Ok, let's take a breakdown of her philosophy. She believes that a married woman's job is to take care of children and run a home. She argues that juggling a full time job and children are not natural or good for a woman. She firmly believes in the "traditional" ideal of women being inferior to men. A woman's place is in the home, faithful and obedient. She has made the statement that the media is responsible for making women believe that we "must" work in order to survive, married or unmarried. She believes we are being fed images that convey marriage to be a negative, confining thing. These are just some of the ideas that she talks about, these are the few at which I chose to throw my opinion.
There are aspects of this idea that are nice. I would have loved to spend more time with my daughter, I would like to have more than a few hours a day with her. My parents have been married for 42 years. They raised my sister and I in a fairly traditional manner. Even though my mother worked and my father was forced into early retirement, they maintained the 1950's gender roles that Mrs. Venker is so fond of. My mother, sister and I did all the domestic tasks that kept the house clean and taken care of. My father did the supplemental tasks when mom was at work and everything that a man would do to maintain our home and land. My sister and I were taught the same things, passed on the same values. Consequently, she is a stay at home mom to three great children and I am a working mother and divorcee, on a new relationship path.
I don't know what kind of gilded cage she has lived in during her life, but it strikes me odd that a woman with such conservative ideas would bother with a college education and all the writing fame when she has young children at home. If the idea of a working mother is so bad, why did she do it? She strikes me as someone who lives in an affluent bubble who has never had to actually work for anything in her life. She comes across as someone who has never had to work to get by or to take care of her husband or family. I find it insulting that she would look condescendingly on those of us who have taken this road out of true necessity. Not every woman is blessed with a man with a career and the perfect bank account. She compares today's lifestyle with that of the 1970's. She made mention that the homes then were much smaller, that children didn't have access to the gadgets and entertainment items they have today.
Now, I can't speak for other women in the US, but I can say this for my own situation, there was not a choice when I went to work. We tried for the first year or so to have a one income household, it did not work. When I became pregnant, it wasn't planned, it was failed birth control. We didn't have gadgets or high class anything. We lived in apartments and rent houses, we shared one vehicle for years. We arranged our work schedules so that someone was home with the baby to save on daycare costs.
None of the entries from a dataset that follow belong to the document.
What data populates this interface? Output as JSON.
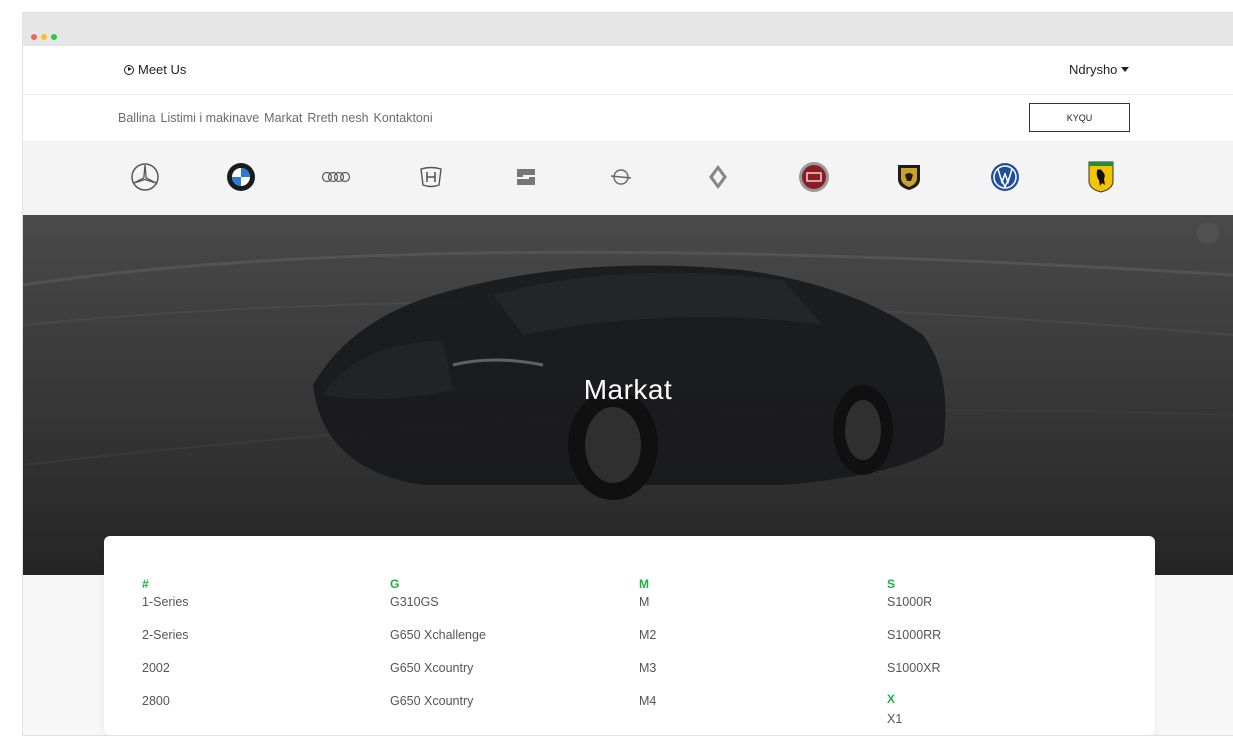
{
  "topbar": {
    "meet_label": "Meet Us",
    "language_label": "Ndrysho"
  },
  "nav": {
    "items": [
      "Ballina",
      "Listimi i makinave",
      "Markat",
      "Rreth nesh",
      "Kontaktoni"
    ],
    "login_label": "KYQU"
  },
  "brands": [
    "mercedes-icon",
    "bmw-icon",
    "audi-icon",
    "honda-icon",
    "seat-icon",
    "opel-icon",
    "renault-icon",
    "fiat-icon",
    "lamborghini-icon",
    "volkswagen-icon",
    "ferrari-icon"
  ],
  "hero": {
    "title": "Markat"
  },
  "models": {
    "columns": [
      {
        "header": "#",
        "items": [
          "1-Series",
          "2-Series",
          "2002",
          "2800"
        ]
      },
      {
        "header": "G",
        "items": [
          "G310GS",
          "G650 Xchallenge",
          "G650 Xcountry",
          "G650 Xcountry"
        ]
      },
      {
        "header": "M",
        "items": [
          "M",
          "M2",
          "M3",
          "M4"
        ]
      },
      {
        "header": "S",
        "items": [
          "S1000R",
          "S1000RR",
          "S1000XR"
        ],
        "next_header": "X",
        "next_items": [
          "X1"
        ]
      }
    ]
  },
  "colors": {
    "accent": "#1fae43",
    "hero_overlay": "#3a3a3a"
  }
}
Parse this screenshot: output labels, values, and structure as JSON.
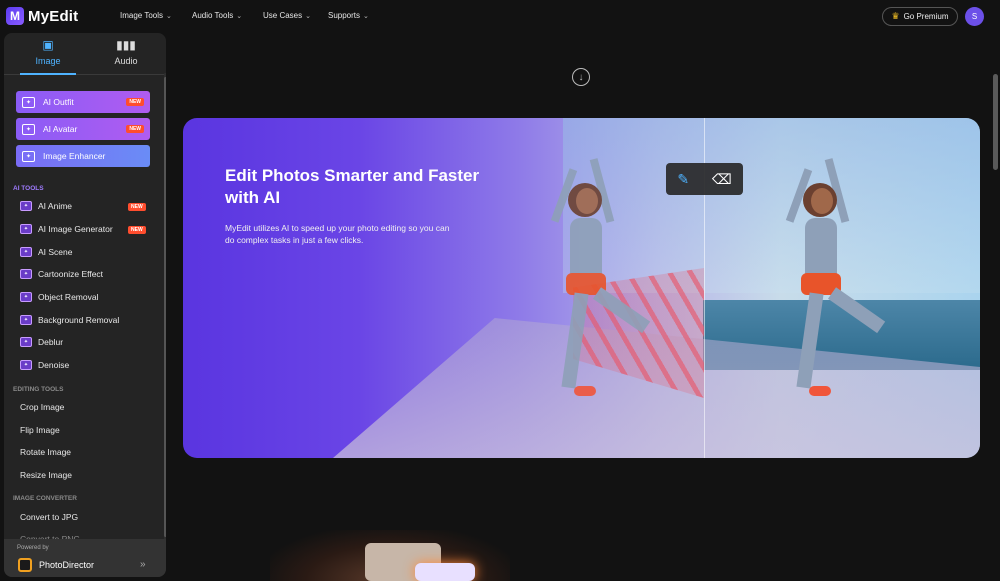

Even my current relationship isn't so nicely padded that I might quit my job and stay home and play June Cleaver. We do own our home, we each have a nice vehicle and some fun things to make time pass. Do we have a huge home on a prime plot? No. We live in a nice, older home in an older neighborhood. Do we drive new, economical cars? No. We drive older, utilitarian vehicles that do what we need. Do I buy every latest toy and gadget for myself or my child? No. She has one game system that was given to her years ago and I have one used laptop and one that is a year old now. Our television is about 10 years old.
Mrs. Venker's ideas, as nice as they may be, are not fit for every woman. If she is truly so educated, she would realize that sometimes the notion of feminism isn't a chosen one. Sometimes it's a necessity. I am grateful that I was raised to believe that I could do and be anything. If I had never been told that who knows where I'd have ended up. I am proud of what I've accomplished and how hard I work. I am happily unmarried, living in a working home with a man who does not try to rule me or hold me under his thumb. I do not believe either sex is superior to the other. I believe we are equal. Without one you cannot have the other.
I believe Mrs. Venker to be a very blind, closed-minded woman who has been sheltered from the real working world. All she knows are the two extremes: either the single mother, or the perfect wife. I find her life and her work to be in direct opposition with her message. Why does a stay at home mom need a college degree? Where there are aspects of her message that I understand, I do not agree with the view. It's unrealistic and rather insulting to those of us who are holding up our end, doing the best we can with what we've been given. It's nice pipe dream to believe that anyone can plan their life and it actually go as planned.
Good luck with that Mrs. Venker, sounds like you've got us nontraditional broads all figured out.